When the weather is warm and sunny there is nothing better than a chilled glass of dry, crisp refreshing white wine or a soft fruity rose full of summer fruit flavours. Sitting out in the garden with the sausages sizzling away on the BBQ sipping these wines is my idea of a perfect summerâ€™s day. But what if you donâ€™t fancy these typical summer wines? What if you fancy something different, away from the norm?
Historically we were always told to drink red wines at room temperature, certainly not from the fridge. However, chilling reds can be a great alternative to the normal summer wines and some can certainly be just as refreshing. I always tell people drink wine however they want to. Itâ€™s all about enjoying the wine so you do whatever you want and I remember back in 2003 I was on a buying trip in the Languedoc Roussillon region in the south of France and that particular year was extremely hot. Every time we went to a restaurant, the reds came out chilled.
The best reds to chill are the light fruity styles. Full bodied reds can work but is better if they have a certain amount of fruit balanced with them. Drier, tannic reds donâ€™t tend to be as good. Donâ€™t over chill any wine as that will diminish the flavour, and try not to put ice in the wine as that will simply water it down.
The best red wines to chill are from the Pinot Noir grape. These wines tend to be softer and fruitier and lighter on the palate. The grape is very delicate and thin skinned so you donâ€™t get a huge amount of colour extraction and therefore they donâ€™t have as much tannin. The regions that grow some of the best Pinot Noir are Burgundy in France, Chile grows amazing fruit driven wines especially from the Bio Bio (so good they named it twice!) region in the very south of the country, and Otago on the south Island in New Zealand has great complex Pinotâ€™s with character. We are also growing great Pinot Noir here in the UK although most of it is going into our amazing sparkling wines.
Other grapes that work well for chilling are Grenache, Carignan and Syrah. These are the dominant grapes grown in the Languedoc along with Spain who also grow a huge amount of Grenache.
With only a few more weeks of proper summer left and the promise of August being hot, itâ€™s worth experimenting with some reds to chill and experience something different.
Hereâ€™s a few to get you started:
Otiake Estate Pinot Noir 2011 New Zealand - Â£9.99 The Solent Wine Experience
Un-filtered to retain is full quality, its rounded with loads of red berry fruit.
Castillo de Eneriz Navarra Graciano Garnacha 2013 Navarra Spain Â£11.99 Virgin Wines
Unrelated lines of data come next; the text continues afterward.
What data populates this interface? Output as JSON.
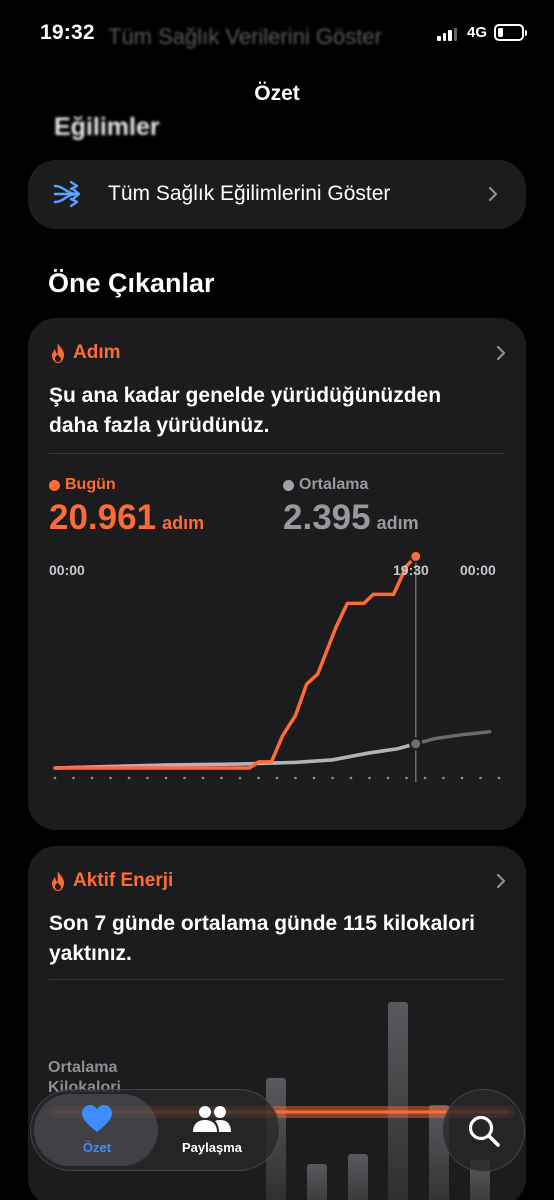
{
  "status_bar": {
    "time": "19:32",
    "network": "4G",
    "ghost_link": "Tüm Sağlık Verilerini Göster"
  },
  "nav": {
    "title": "Özet"
  },
  "trends": {
    "heading": "Eğilimler",
    "row_label": "Tüm Sağlık Eğilimlerini Göster"
  },
  "highlights": {
    "title": "Öne Çıkanlar",
    "steps": {
      "category": "Adım",
      "headline": "Şu ana kadar genelde yürüdüğünüzden daha fazla yürüdünüz.",
      "today_label": "Bugün",
      "today_value": "20.961",
      "today_unit": "adım",
      "avg_label": "Ortalama",
      "avg_value": "2.395",
      "avg_unit": "adım",
      "x_labels": [
        "00:00",
        "19:30",
        "00:00"
      ]
    },
    "energy": {
      "category": "Aktif Enerji",
      "headline": "Son 7 günde ortalama günde 115 kilokalori yaktınız.",
      "avg_caption_line1": "Ortalama",
      "avg_caption_line2": "Kilokalori"
    }
  },
  "chart_data": {
    "type": "line",
    "x_unit": "hour of day",
    "xlim": [
      0,
      24
    ],
    "ylim": [
      0,
      21000
    ],
    "x_tick_labels": [
      "00:00",
      "19:30",
      "00:00"
    ],
    "series": [
      {
        "name": "Bugün",
        "color": "#ff6b35",
        "points": [
          [
            0,
            0
          ],
          [
            9,
            0
          ],
          [
            10.5,
            0
          ],
          [
            11,
            600
          ],
          [
            11.7,
            600
          ],
          [
            12.3,
            3200
          ],
          [
            13,
            5200
          ],
          [
            13.6,
            8300
          ],
          [
            14.2,
            9300
          ],
          [
            15.2,
            14000
          ],
          [
            15.8,
            16300
          ],
          [
            16.7,
            16300
          ],
          [
            17.2,
            17200
          ],
          [
            18.3,
            17200
          ],
          [
            19,
            20000
          ],
          [
            19.5,
            20961
          ]
        ]
      },
      {
        "name": "Ortalama",
        "color": "#98989d",
        "points": [
          [
            0,
            0
          ],
          [
            6,
            300
          ],
          [
            10,
            400
          ],
          [
            13,
            550
          ],
          [
            15,
            800
          ],
          [
            17,
            1500
          ],
          [
            18.5,
            1900
          ],
          [
            19.5,
            2395
          ],
          [
            20.5,
            2900
          ],
          [
            22,
            3300
          ],
          [
            23.5,
            3600
          ]
        ]
      }
    ]
  },
  "tab_bar": {
    "summary": "Özet",
    "sharing": "Paylaşma"
  },
  "colors": {
    "accent": "#ff6b35",
    "tab_active": "#3f8cff",
    "card": "#1c1c1e",
    "average": "#98989d"
  },
  "icons": {
    "trends": "trend-arrows-icon",
    "steps": "flame-icon",
    "energy": "flame-icon",
    "summary": "heart-icon",
    "sharing": "people-icon",
    "search": "search-icon"
  }
}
Soft and rounded with hints of stewed fruit.
Chateau de Jau Cotes de Roussillon Villages 2011 Â£6.50 Tesco
A mix of the varieties mentioned in my article, it has hints of black cherries and a slightly spicy character on the finish.